cuke.com/ig for links to the source of the photo. Excerpt from Shunryu Suzuki lecture 68-11-11 as found on shunryusuzuki.com, edited by PF. Go to instagram.com/cuke_archives for the Instagram version.

Monday, April 15, 2024

Questions

Harriet Hiestand: You told us once that we are each our own teachers and so every question I thought of for you I could answer. But, I felt that I should ask them anyway. How can I trust my own answers? 

SR: Your own answers? Maybe you cannot completely trust any answers whether it is your answer or my answer, you cannot trust it completely. But, when you ask me a question it is a kind of communication. To share the problem is the point of asking a question. 

Harriet: But I get very frustrated because you never answer. You just substitute words and there is never an answer. 

SR: To understand in that way is better—not to rely on the answer so much. But to present some question, that is enough.

cuke.com/ig for links to the source of the photo. Excerpt from Shunryu Suzuki lecture 68-11-11 as found on shunryusuzuki.com, edited by PF. Go to instagram.com/cuke_archives for the Instagram version.

Sunday, April 14, 2024

Featured Cuke Archives page

Tai Sheridan showed up at the SFZC in the late sixties. He practiced at Tassajara in 1971 and later at Green Gulch Farm. Learn more about him, download his free ebooks, and listen to our podcast - http://cuke.com/f.

Saturday, April 13, 2024

Everyday Life

Sally Block: You have told us that we are not alike at all and also you tell us that we should develop consideration for each other. How can we develop a feeling for what goes on in other people’s minds, for how they think, how they react, why they react and how they live, so that we can develop consideration for them?

SR: To understand reality from various angles even though it is not possible to understand things from various angles we should reserve always some understanding for someone else and try to understand others’ feelings, others’ understanding. Their understanding may not always be right, sometimes wrong. But without being caught by the idea of right or wrong we should try to understand something which is wrong as well as something which is right. This is very difficult. But the only way is to practice zazen. Your everyday life will be good when your practice is good because your everyday life will be supported by your power of practice. So, the best way for us is to be concentrated on our zazen practice. This is anyway the most important point. Everyday practice will be taken care of if your everyday life is concentrated on your zazen practice.

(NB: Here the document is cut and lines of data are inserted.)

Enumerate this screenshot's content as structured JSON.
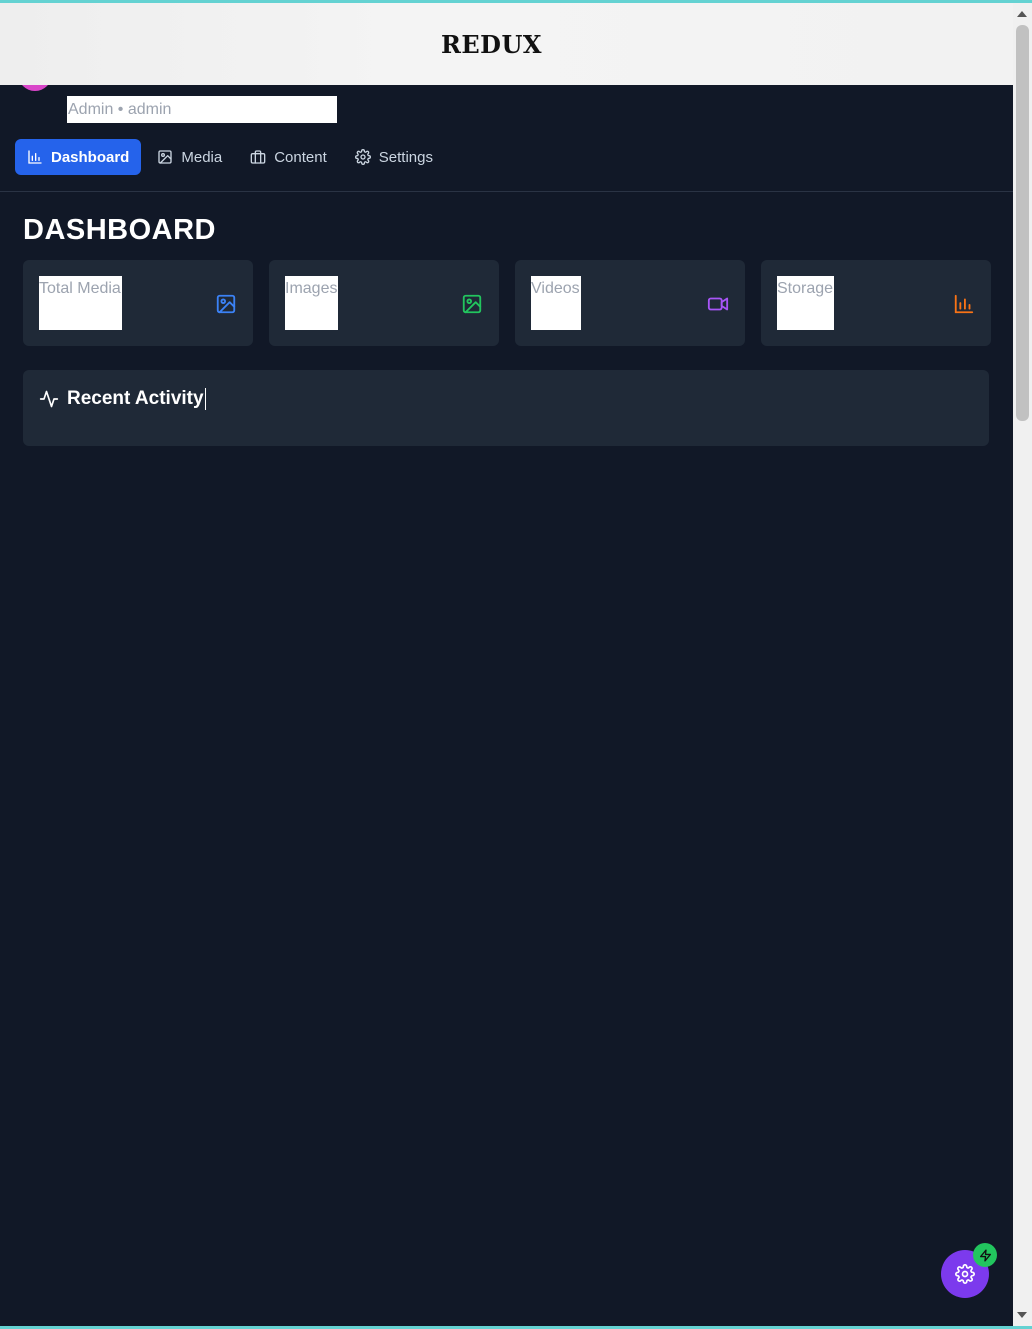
{
  "banner": {
    "title": "REDUX"
  },
  "user": {
    "line": "Admin • admin"
  },
  "nav": [
    {
      "label": "Dashboard",
      "icon": "bar-chart-icon",
      "active": true
    },
    {
      "label": "Media",
      "icon": "image-icon",
      "active": false
    },
    {
      "label": "Content",
      "icon": "briefcase-icon",
      "active": false
    },
    {
      "label": "Settings",
      "icon": "gear-icon",
      "active": false
    }
  ],
  "main": {
    "title": "DASHBOARD",
    "stats": [
      {
        "label": "Total Media",
        "icon": "image-icon",
        "color": "#3b82f6"
      },
      {
        "label": "Images",
        "icon": "image-icon",
        "color": "#22c55e"
      },
      {
        "label": "Videos",
        "icon": "video-icon",
        "color": "#a855f7"
      },
      {
        "label": "Storage",
        "icon": "bar-chart-icon",
        "color": "#f97316"
      }
    ],
    "activity": {
      "title": "Recent Activity",
      "icon": "activity-icon"
    }
  },
  "colors": {
    "accent": "#2563eb",
    "background": "#111827",
    "card": "#1f2937",
    "fab": "#7c3aed",
    "badge": "#22c55e"
  }
}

cuke.com/ig for links to the source of the photo. Excerpt from Shunryu Suzuki lecture 68-11-11 as found on shunryusuzuki.com, edited by PF. Go to instagram.com/cuke_archives for the Instagram version.